■ **Try it**
Where does the word "douyu" appear in the entries below? Copy each line that holds it.

■ **Record excerpts**
------------------------------

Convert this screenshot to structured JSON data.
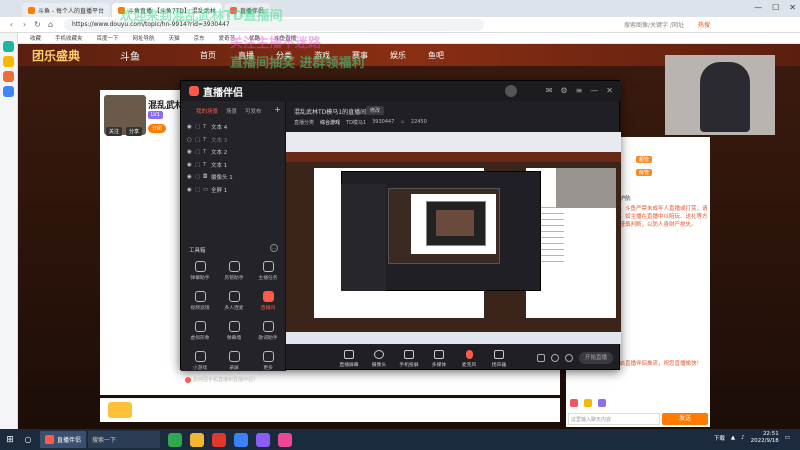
{
  "browser": {
    "tabs": [
      {
        "label": "斗鱼 - 每个人的直播平台"
      },
      {
        "label": "斗鱼直播 【斗鱼7TD】 混乱武林"
      },
      {
        "label": "直播伴侣"
      }
    ],
    "url": "https://www.douyu.com/topic/hn-9914?rid=3930447",
    "search_placeholder": "搜索图像/关键字 /网址",
    "hot_label": "热搜",
    "bookmarks": [
      "收藏",
      "手机收藏夹",
      "百度一下",
      "网址导航",
      "天猫",
      "京东",
      "爱奇艺",
      "优酷",
      "斗鱼直播"
    ]
  },
  "douyu": {
    "logo": "斗鱼",
    "nav": [
      "首页",
      "直播",
      "分类",
      "游戏",
      "赛事",
      "娱乐",
      "鱼吧"
    ],
    "festival": "团乐盛典",
    "anchor_name": "混乱武林",
    "level_badge": "LV1",
    "subscribe": "订阅",
    "follow_labels": [
      "关注",
      "分享"
    ],
    "chat_badges": [
      "超管",
      "超管",
      "房管"
    ],
    "notice_title": "为您的开播安全保驾护航",
    "notice_text": "欢迎来到斗鱼直播间，斗鱼严禁未成年人直播或打赏，请理性消费，谨防诈骗，如主播在直播中以陪玩、送礼等方式诱导私下交易，请谨慎判断，以防人身财产损失。",
    "notice2_text": "【系统消息】恭喜开启直播伴侣推流，祝您直播愉快！",
    "chat_placeholder": "这里输入聊天内容",
    "send_label": "发送"
  },
  "overlay": {
    "line1": "欢迎来到混乱武林TD直播间",
    "line2": "关注主播不迷路",
    "line3": "直播间抽奖 进群领福利"
  },
  "companion": {
    "logo": "直播伴侣",
    "room_title": "混乱武林TD模马1的直播间",
    "edit_label": "修改",
    "category_prefix": "直播分类",
    "category": "综合游戏",
    "room_id_label": "TD模马1",
    "room_id": "3930447",
    "heat": "22450",
    "scene_tabs": [
      "我的场景",
      "场景",
      "可发布"
    ],
    "layers": [
      {
        "label": "文本 4",
        "dim": false
      },
      {
        "label": "文本 3",
        "dim": true
      },
      {
        "label": "文本 2",
        "dim": false
      },
      {
        "label": "文本 1",
        "dim": false
      },
      {
        "label": "摄像头 1",
        "dim": false
      },
      {
        "label": "全屏 1",
        "dim": false
      }
    ],
    "tools_title": "工具箱",
    "tools": [
      {
        "label": "弹幕助手",
        "hot": false
      },
      {
        "label": "房管助手",
        "hot": false
      },
      {
        "label": "主播任务",
        "hot": false
      },
      {
        "label": "视频滤镜",
        "hot": false
      },
      {
        "label": "多人连麦",
        "hot": false
      },
      {
        "label": "直播间",
        "hot": true
      },
      {
        "label": "虚拟形象",
        "hot": false
      },
      {
        "label": "弹幕墙",
        "hot": false
      },
      {
        "label": "歌词助手",
        "hot": false
      },
      {
        "label": "小游戏",
        "hot": false
      },
      {
        "label": "录屏",
        "hot": false
      },
      {
        "label": "更多",
        "hot": false
      }
    ],
    "tip": "如何把手机直播到直播伴侣？",
    "controls": [
      "直播屏幕",
      "摄像头",
      "手机投屏",
      "多媒体",
      "麦克风",
      "扬声器"
    ],
    "go_live": "开始直播"
  },
  "taskbar": {
    "active_app": "直播伴侣",
    "search_placeholder": "搜索一下",
    "clock_time": "22:51",
    "clock_date": "2022/9/18",
    "tray_text": "下载"
  }
}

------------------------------

■ **Output for this task**
    "url": "https://www.douyu.com/topic/hn-9914?rid=3930447",
  "douyu": {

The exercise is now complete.